The thing is there are as many different types of writer as there are writers. And some of those comments mean more to some people than others. If you’re young, and looking to writing as your sole means of making a living, then you probably need to listen to the voices in the previous paragraph. Those who are older, and perhaps have families and good jobs, however, will want different things out of their writing career. It may be a secondary income source, or something they would like to see happen but are fine if they remain unpublished. That doesn’t mean they’re not as dedicated to their writing, or they won’t be as prolific. It just means they go at their own pace, and have a different perspective on the whole life-work-writing balance. I’m definitely in that latter category. I have a good job and a large family. I don’t need to be published to earn a living, though the secondary income would be helpful. I enjoy writing, and get a deep sense of satisfaction when I write a good story. It’s certainly something I’d enjoy spending more time doing–even perhaps doing full-time. I plan to write another novel, and more after that. And hopefully an agent will take an interest, and I’ll become a published author. But my life is already rich and full and enjoyable, so it’s not something I need in that sense.

What Else Is New

Christmas! My favorite time of year. I love the whole atmosphere of Christmas–the music, the decorations, the shorter days, the colder weather, that sense of reflection, nostalgia, and appreciation for life, friends, and family. And, of course, the food! And while Christmas itself isn’t new, every year is a new Christmas. My oldest daughter turned 21 on Monday, so it’s the first year she’ll be able to enjoy an adult beverage if she so chooses. It’ll be my sister-in-law’s first Christmas at their new house, and we’ll be there to celebrate with them. It’s also Sam the Cat’s first Christmas with us–possibly his first Christmas period.

Speaking of Sam, here he is with his preciousssss:


Have a wonderful Christmas, everyone!

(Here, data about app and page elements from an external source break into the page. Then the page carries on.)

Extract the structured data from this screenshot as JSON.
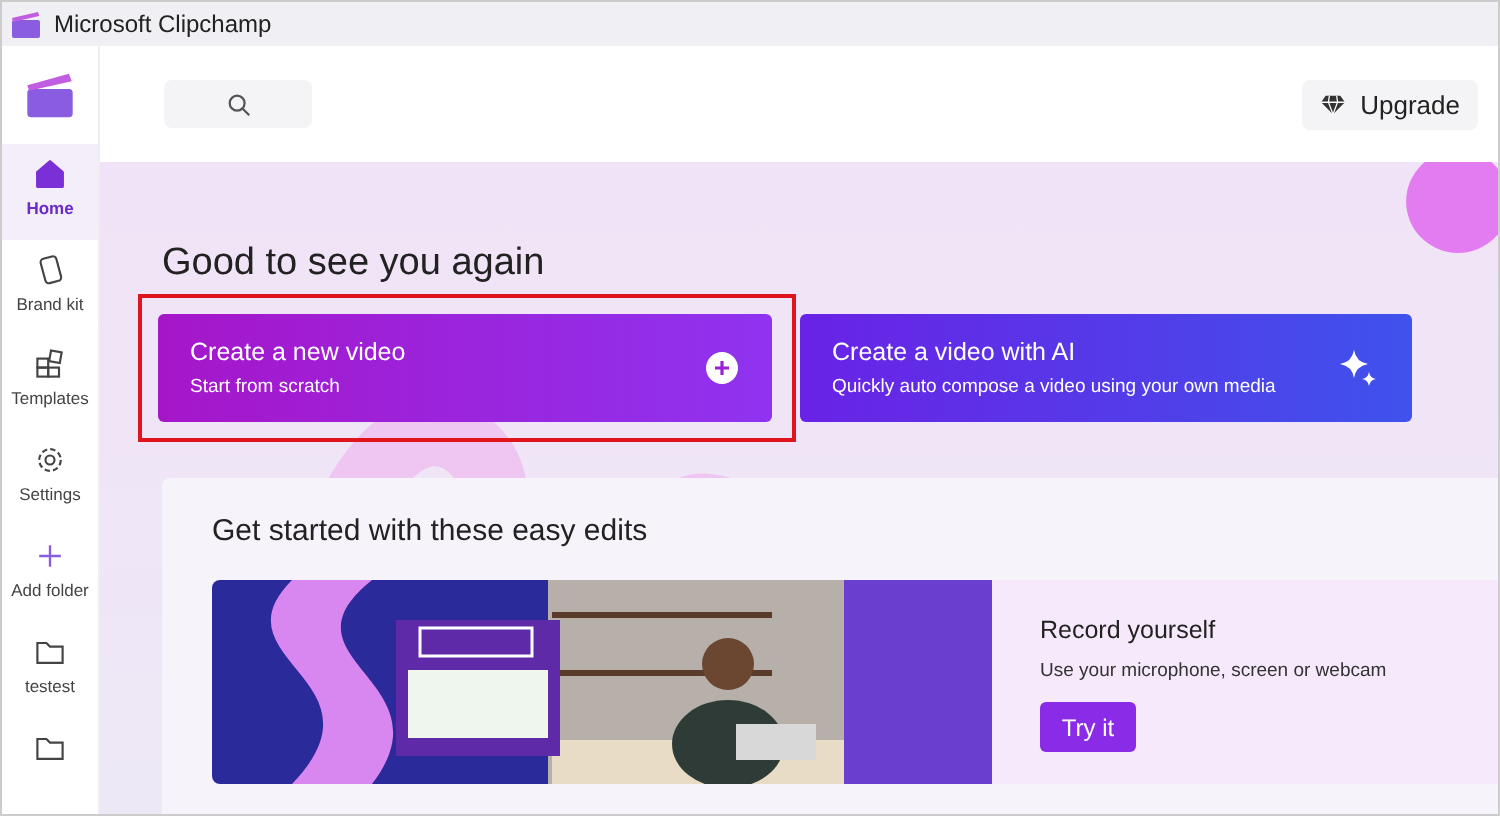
{
  "window": {
    "title": "Microsoft Clipchamp"
  },
  "sidebar": {
    "items": [
      {
        "kind": "home",
        "label": "Home",
        "selected": true
      },
      {
        "kind": "brand",
        "label": "Brand kit",
        "selected": false
      },
      {
        "kind": "templates",
        "label": "Templates",
        "selected": false
      },
      {
        "kind": "settings",
        "label": "Settings",
        "selected": false
      },
      {
        "kind": "add",
        "label": "Add folder",
        "selected": false
      },
      {
        "kind": "folder",
        "label": "testest",
        "selected": false
      },
      {
        "kind": "folder",
        "selected": false
      }
    ]
  },
  "header": {
    "upgrade_button": "Upgrade"
  },
  "greeting": "Good to see you again",
  "actions": [
    {
      "kind": "new",
      "title": "Create a new video",
      "subtitle": "Start from scratch",
      "highlighted": true
    },
    {
      "kind": "ai",
      "title": "Create a video with AI",
      "subtitle": "Quickly auto compose a video using your own media",
      "highlighted": false
    }
  ],
  "easy_edits": {
    "title": "Get started with these easy edits",
    "card": {
      "kind": "picture",
      "title": "Record yourself",
      "description": "Use your microphone, screen or webcam",
      "button": "Try it"
    }
  }
}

Flash Fiction Friday

The next installment of our flash-serialized story (word count: 224):


I had misgivings about Anan’s assassination, and I wanted to know why she was so dangerous. But I was hardly going to launch a vendetta against my employer for killing a seemingly harmless young woman. Even though they forced me to jump a chasm in full winter gear and left me to die on an ice ridge when I failed to carry out the mission. I would do the same for them in a heartbeat.

That’s the code I gave my signature to.

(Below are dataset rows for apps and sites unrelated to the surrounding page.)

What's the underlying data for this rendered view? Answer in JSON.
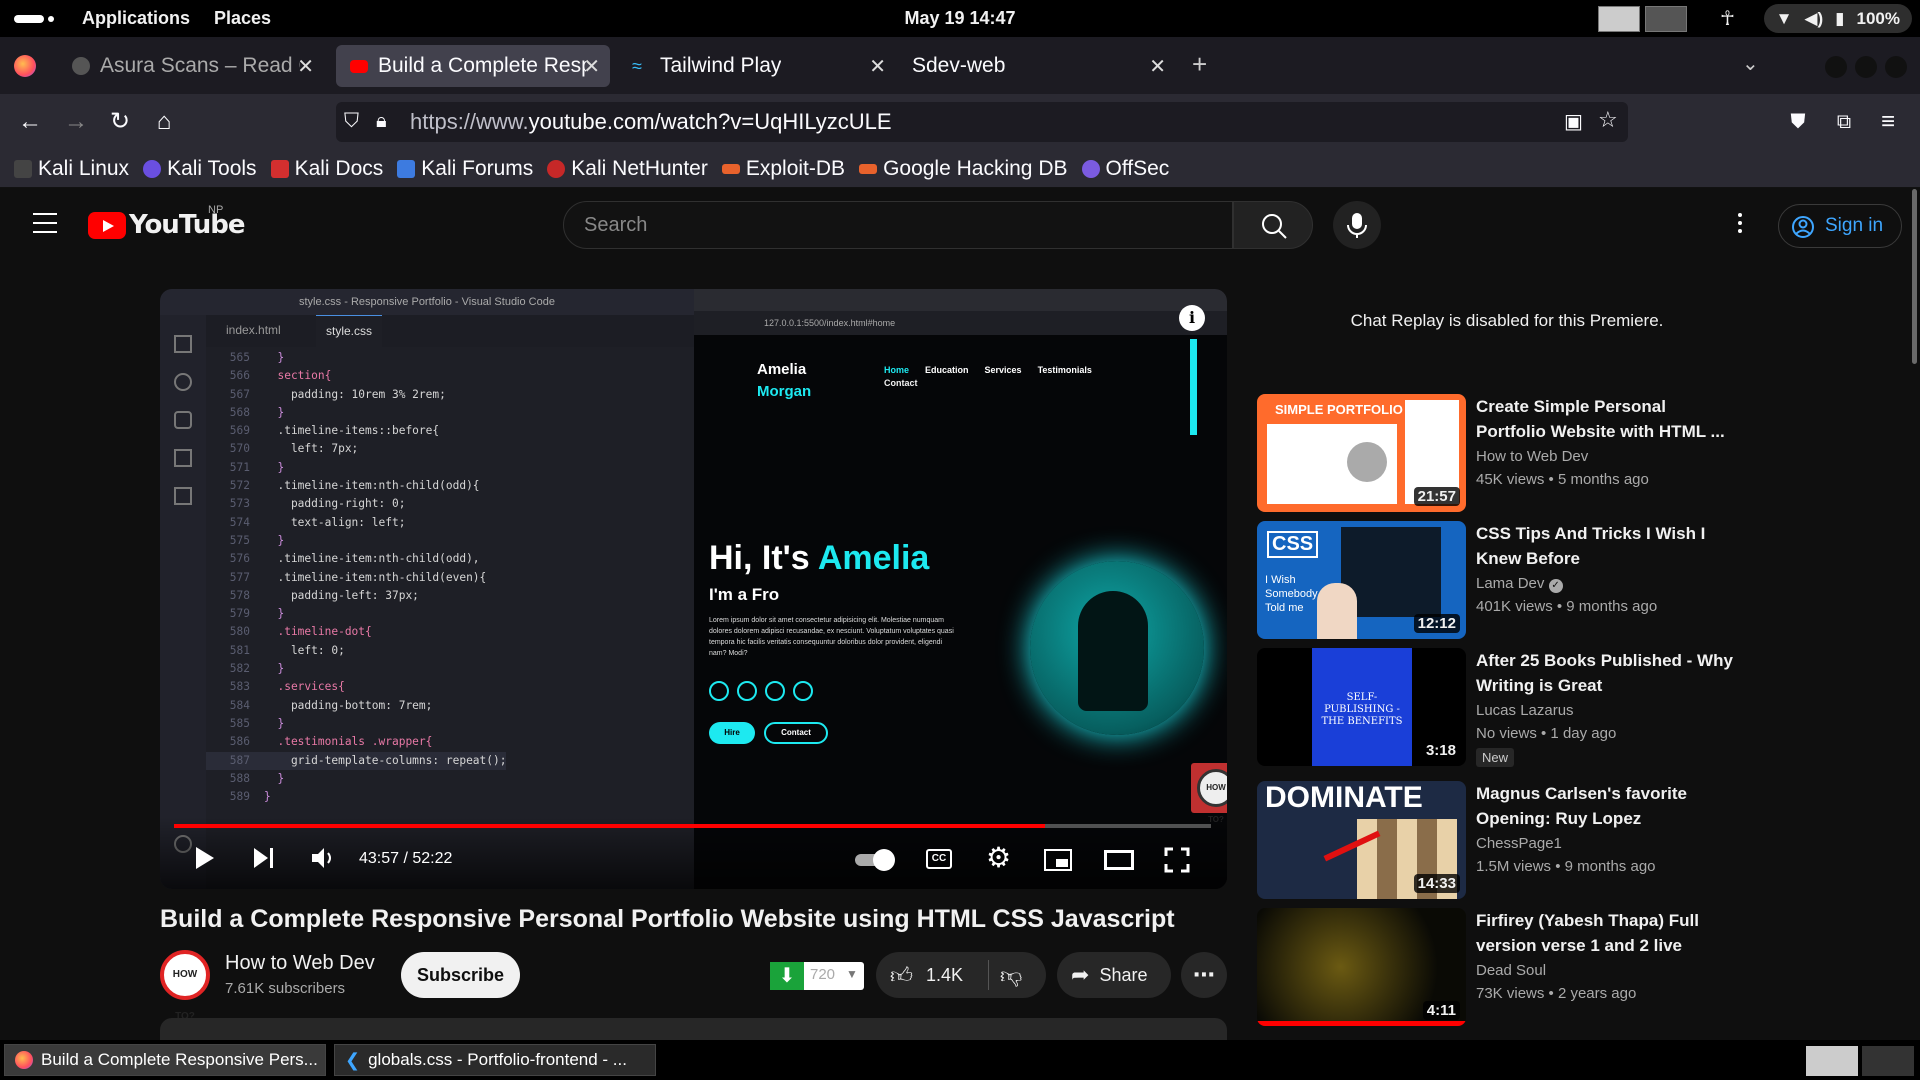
{
  "topbar": {
    "applications": "Applications",
    "places": "Places",
    "clock": "May 19  14:47",
    "battery": "100%"
  },
  "browser": {
    "tabs": [
      {
        "title": "Asura Scans – Read Co",
        "active": false
      },
      {
        "title": "Build a Complete Resp",
        "active": true
      },
      {
        "title": "Tailwind Play",
        "active": false
      },
      {
        "title": "Sdev-web",
        "active": false
      }
    ],
    "url_prefix": "https://www.",
    "url_main": "youtube.com/watch?v=UqHILyzcULE",
    "bookmarks": [
      "Kali Linux",
      "Kali Tools",
      "Kali Docs",
      "Kali Forums",
      "Kali NetHunter",
      "Exploit-DB",
      "Google Hacking DB",
      "OffSec"
    ]
  },
  "youtube": {
    "logo": "YouTube",
    "region": "NP",
    "search_placeholder": "Search",
    "sign_in": "Sign in"
  },
  "player": {
    "vscode_title": "style.css - Responsive Portfolio - Visual Studio Code",
    "tab1": "index.html",
    "tab2": "style.css",
    "code_lines": [
      {
        "n": "565",
        "t": "  }"
      },
      {
        "n": "566",
        "t": "  section{"
      },
      {
        "n": "567",
        "t": "    padding: 10rem 3% 2rem;"
      },
      {
        "n": "568",
        "t": "  }"
      },
      {
        "n": "569",
        "t": "  .timeline-items::before{"
      },
      {
        "n": "570",
        "t": "    left: 7px;"
      },
      {
        "n": "571",
        "t": "  }"
      },
      {
        "n": "572",
        "t": "  .timeline-item:nth-child(odd){"
      },
      {
        "n": "573",
        "t": "    padding-right: 0;"
      },
      {
        "n": "574",
        "t": "    text-align: left;"
      },
      {
        "n": "575",
        "t": "  }"
      },
      {
        "n": "576",
        "t": "  .timeline-item:nth-child(odd),"
      },
      {
        "n": "577",
        "t": "  .timeline-item:nth-child(even){"
      },
      {
        "n": "578",
        "t": "    padding-left: 37px;"
      },
      {
        "n": "579",
        "t": "  }"
      },
      {
        "n": "580",
        "t": "  .timeline-dot{"
      },
      {
        "n": "581",
        "t": "    left: 0;"
      },
      {
        "n": "582",
        "t": "  }"
      },
      {
        "n": "583",
        "t": "  .services{"
      },
      {
        "n": "584",
        "t": "    padding-bottom: 7rem;"
      },
      {
        "n": "585",
        "t": "  }"
      },
      {
        "n": "586",
        "t": "  .testimonials .wrapper{"
      },
      {
        "n": "587",
        "t": "    grid-template-columns: repeat();"
      },
      {
        "n": "588",
        "t": "  }"
      },
      {
        "n": "589",
        "t": "}"
      }
    ],
    "site_url": "127.0.0.1:5500/index.html#home",
    "site_logo1": "Amelia",
    "site_logo2": "Morgan",
    "site_nav": [
      "Home",
      "Education",
      "Services",
      "Testimonials",
      "Contact"
    ],
    "hero_hi": "Hi, It's ",
    "hero_name": "Amelia",
    "hero_sub": "I'm a Fro",
    "hero_body": "Lorem ipsum dolor sit amet consectetur adipisicing elit. Molestiae numquam dolores dolorem adipisci recusandae, ex nesciunt. Voluptatum voluptates quasi tempora hic facilis veritatis consequuntur doloribus dolor provident, eligendi nam? Modi?",
    "btn_hire": "Hire",
    "btn_contact": "Contact",
    "howto_badge": "HOW TO?",
    "time": "43:57 / 52:22",
    "progress": 0.84
  },
  "video": {
    "title": "Build a Complete Responsive Personal Portfolio Website using HTML CSS Javascript",
    "channel": "How to Web Dev",
    "subscribers": "7.61K subscribers",
    "subscribe": "Subscribe",
    "download_quality": "720",
    "likes": "1.4K",
    "share": "Share",
    "avatar_text": "HOW TO?"
  },
  "sidebar": {
    "chat_note": "Chat Replay is disabled for this Premiere.",
    "recs": [
      {
        "title": "Create Simple Personal Portfolio Website with HTML ...",
        "channel": "How to Web Dev",
        "meta": "45K views  • 5 months ago",
        "duration": "21:57",
        "thumb_label": "SIMPLE PORTFOLIO",
        "badge": ""
      },
      {
        "title": "CSS Tips And Tricks I Wish I Knew Before",
        "channel": "Lama Dev",
        "meta": "401K views  • 9 months ago",
        "duration": "12:12",
        "thumb_label": "CSS",
        "thumb_sub": "I Wish Somebody Told me",
        "badge": ""
      },
      {
        "title": "After 25 Books Published - Why Writing is Great",
        "channel": "Lucas Lazarus",
        "meta": "No views  • 1 day ago",
        "duration": "3:18",
        "thumb_label": "SELF-PUBLISHING - THE BENEFITS",
        "badge": "New"
      },
      {
        "title": "Magnus Carlsen's favorite Opening: Ruy Lopez",
        "channel": "ChessPage1",
        "meta": "1.5M views  • 9 months ago",
        "duration": "14:33",
        "thumb_label": "DOMINATE",
        "badge": ""
      },
      {
        "title": "Firfirey (Yabesh Thapa) Full version verse 1 and 2 live",
        "channel": "Dead Soul",
        "meta": "73K views  • 2 years ago",
        "duration": "4:11",
        "thumb_label": "",
        "badge": ""
      }
    ]
  },
  "taskbar": {
    "items": [
      "Build a Complete Responsive Pers...",
      "globals.css - Portfolio-frontend - ..."
    ]
  }
}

I was about to ask my kidnapper what mutual vengeance he had in mind, when there was a loud bang. The helicopter shook as if hit by a giant baseball bat. The lights flickered. There was Arabic shouting and the pounding of boots on the metal floor. I tried to sit up to get a better view of what was happening when there was another hit.

“We’re under attack,” the young man said coming over to me and helping me up. “We need to move you somewhere safer—”

Then another jolt slammed me and my captor onto the opposite side of the helicopter. My ears were ringing; I could feel darkness encroaching on my vision.

Just before I passed out for the third time in two hours, I had the distinct impression that we were falling from the sky…

… and that’s where I’m going to leave this story. It seems a bit mean, but the plot is developing in a way that deserves more thought. Perhaps I’ll end up writing the novel. If so, consider this an extended teaser. I’ll be sure to let you know if that ever happens.

Next week, I’ll be participating in D. L. Hammons’ Deja-Vu Blog Fest, where we re-post a favorite blog article from this year. Since this will be on Flash Fiction Friday, I’ll choose a couple of my favorite flash stories from this year.